The course is organized in four main parts.

  1. The first three lectures set the stage for what I consider to be the main issues confronting current thinking about the relationships of culture and communication:
    1. Do theories of sociability and community require assumption of sharing and consensus? what has our traditional concern with sharing and consensus prevented us from understanding about our condition? link to lecture
    2. What was powerful about the anthropological tradition of understanding "culture" that might still be helpful for us, even as we get to understand their dangers? link to lecture
    3. How are we to take seriously the idea that all human beings, in all conditions, are always actively involved in the production of (high, low, popular, ...) culture? link to lecture
  2. The following five lectures explore classical statements from the most powerful theorists to sort out what we must keep of intuitions and statements that often led followers and critics astray. In the process I will make my own case for an understanding of culture through systematic communication that does not require assumptions about the mental states of participants.
    1. We first discuss two versions of the fundamental pragmatist intuition about the place of persons within their world: the concern with the self and the concern with culture (community)
      1. What are we to do with the evidence that groups of people evolve different ways of performing both trivial and essential tasks from the way the same tasks are performed by neighbors? link to lecture
      2. Where is the source of meaning? in the act, the response to the act, the field within which the act is performed? Can 'I' escape the self others make for 'Me' at this moment? link to lecture
    2. We then explore four ways of attempting to think and study language as a communication tool, that is as something that happens within and among people constructing their life together (community?)
      1. How are we to deal with the fact that the forms of our language are both arbitrary (given how other forms would also be functional) and necessary (we all have to use the forms of our most significant neighbors)? What can 'I' say? link to lecture
      2. What can be done through language and in language? link to lecture
      3. How does this work, actually, in face to face interaction? link to lecture
  3. If the issue with culture and communication is the production and control of consequences on future action (an alternate way to think about "meaning"), then we can look at central issues that emerged in the past twenty years as matters of thing-like objects. Three lectures addresses some of these issues.
    1. The making of artifacts link to lecture
    2. Gender (race...) as the embodiment of culture in bodies with consequences. link to lecture
    3. (Dis-)Abilitylink to lecture
  4. However, artifacts, however powerfully, can only constrain, they cannot end cultural production.
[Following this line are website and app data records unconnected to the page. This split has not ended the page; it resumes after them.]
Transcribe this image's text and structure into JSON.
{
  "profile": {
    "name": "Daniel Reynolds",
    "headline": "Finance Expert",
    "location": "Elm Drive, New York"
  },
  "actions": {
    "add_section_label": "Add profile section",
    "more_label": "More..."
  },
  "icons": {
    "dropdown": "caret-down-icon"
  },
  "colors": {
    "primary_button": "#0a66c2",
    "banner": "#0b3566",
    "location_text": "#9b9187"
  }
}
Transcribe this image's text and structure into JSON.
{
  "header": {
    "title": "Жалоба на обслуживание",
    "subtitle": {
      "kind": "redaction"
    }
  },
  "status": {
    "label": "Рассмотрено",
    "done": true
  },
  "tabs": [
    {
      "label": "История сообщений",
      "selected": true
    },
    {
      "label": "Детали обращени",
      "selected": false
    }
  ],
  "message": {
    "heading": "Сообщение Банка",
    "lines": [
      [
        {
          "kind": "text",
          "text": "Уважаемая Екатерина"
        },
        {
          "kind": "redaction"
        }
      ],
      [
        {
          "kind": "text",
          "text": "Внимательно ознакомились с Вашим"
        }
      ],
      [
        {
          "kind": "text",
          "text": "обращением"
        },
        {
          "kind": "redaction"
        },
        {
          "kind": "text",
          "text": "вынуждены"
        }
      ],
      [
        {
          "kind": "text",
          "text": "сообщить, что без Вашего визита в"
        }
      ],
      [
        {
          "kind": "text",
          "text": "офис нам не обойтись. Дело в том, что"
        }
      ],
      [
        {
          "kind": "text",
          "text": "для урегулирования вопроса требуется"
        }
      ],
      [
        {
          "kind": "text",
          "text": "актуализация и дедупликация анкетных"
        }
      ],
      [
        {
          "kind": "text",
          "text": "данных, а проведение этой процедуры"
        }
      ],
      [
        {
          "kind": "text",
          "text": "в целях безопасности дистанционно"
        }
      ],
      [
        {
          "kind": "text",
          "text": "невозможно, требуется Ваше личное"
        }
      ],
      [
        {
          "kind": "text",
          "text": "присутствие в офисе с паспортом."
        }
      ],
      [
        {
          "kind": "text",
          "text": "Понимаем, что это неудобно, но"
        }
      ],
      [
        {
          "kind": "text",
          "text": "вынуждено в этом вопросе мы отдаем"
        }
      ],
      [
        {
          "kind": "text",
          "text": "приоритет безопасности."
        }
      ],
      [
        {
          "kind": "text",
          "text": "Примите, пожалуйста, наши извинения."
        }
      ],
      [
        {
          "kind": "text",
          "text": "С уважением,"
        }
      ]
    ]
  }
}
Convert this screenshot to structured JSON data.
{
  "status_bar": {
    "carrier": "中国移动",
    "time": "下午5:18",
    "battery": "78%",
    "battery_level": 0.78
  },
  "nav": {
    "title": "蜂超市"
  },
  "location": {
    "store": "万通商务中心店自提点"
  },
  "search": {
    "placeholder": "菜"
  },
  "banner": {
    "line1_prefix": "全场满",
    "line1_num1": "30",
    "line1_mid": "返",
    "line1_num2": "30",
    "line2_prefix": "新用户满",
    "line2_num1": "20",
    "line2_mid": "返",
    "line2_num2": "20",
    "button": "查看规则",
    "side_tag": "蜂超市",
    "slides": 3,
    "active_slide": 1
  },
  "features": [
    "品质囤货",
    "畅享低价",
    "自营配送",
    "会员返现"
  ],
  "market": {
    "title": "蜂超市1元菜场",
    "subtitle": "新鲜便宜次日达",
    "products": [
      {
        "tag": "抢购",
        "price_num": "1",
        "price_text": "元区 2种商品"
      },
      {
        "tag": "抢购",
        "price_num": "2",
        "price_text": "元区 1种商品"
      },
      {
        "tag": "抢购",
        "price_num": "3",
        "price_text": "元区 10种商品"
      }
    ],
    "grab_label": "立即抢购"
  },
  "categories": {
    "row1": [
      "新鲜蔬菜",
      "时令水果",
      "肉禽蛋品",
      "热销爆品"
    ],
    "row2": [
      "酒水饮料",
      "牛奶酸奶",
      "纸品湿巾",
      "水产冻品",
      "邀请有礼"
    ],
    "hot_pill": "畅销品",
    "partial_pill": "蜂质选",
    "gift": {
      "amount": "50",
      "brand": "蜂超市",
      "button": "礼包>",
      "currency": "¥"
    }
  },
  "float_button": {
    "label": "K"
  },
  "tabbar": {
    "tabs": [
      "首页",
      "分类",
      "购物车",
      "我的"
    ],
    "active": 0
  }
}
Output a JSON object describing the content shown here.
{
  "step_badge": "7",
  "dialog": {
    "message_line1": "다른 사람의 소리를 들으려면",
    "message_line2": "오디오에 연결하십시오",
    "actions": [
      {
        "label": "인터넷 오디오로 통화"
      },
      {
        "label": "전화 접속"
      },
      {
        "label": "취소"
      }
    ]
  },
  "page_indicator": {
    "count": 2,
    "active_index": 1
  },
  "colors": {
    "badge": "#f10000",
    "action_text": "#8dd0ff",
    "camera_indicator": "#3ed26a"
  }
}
The final four lecture focus on the processes of production building on various evidence.
    1. On the inevitable deliberate activities that always accompany and reconstruct local dominance. link to lecture
    2. On the inevitable resistance against hegemony as people use what they cannot escape. link to lecture
    3. The play of myth in popular culture link to lecture
    4. The fate of ideologies in political culture. link to lecture


Some quotes from students' comments after taking the course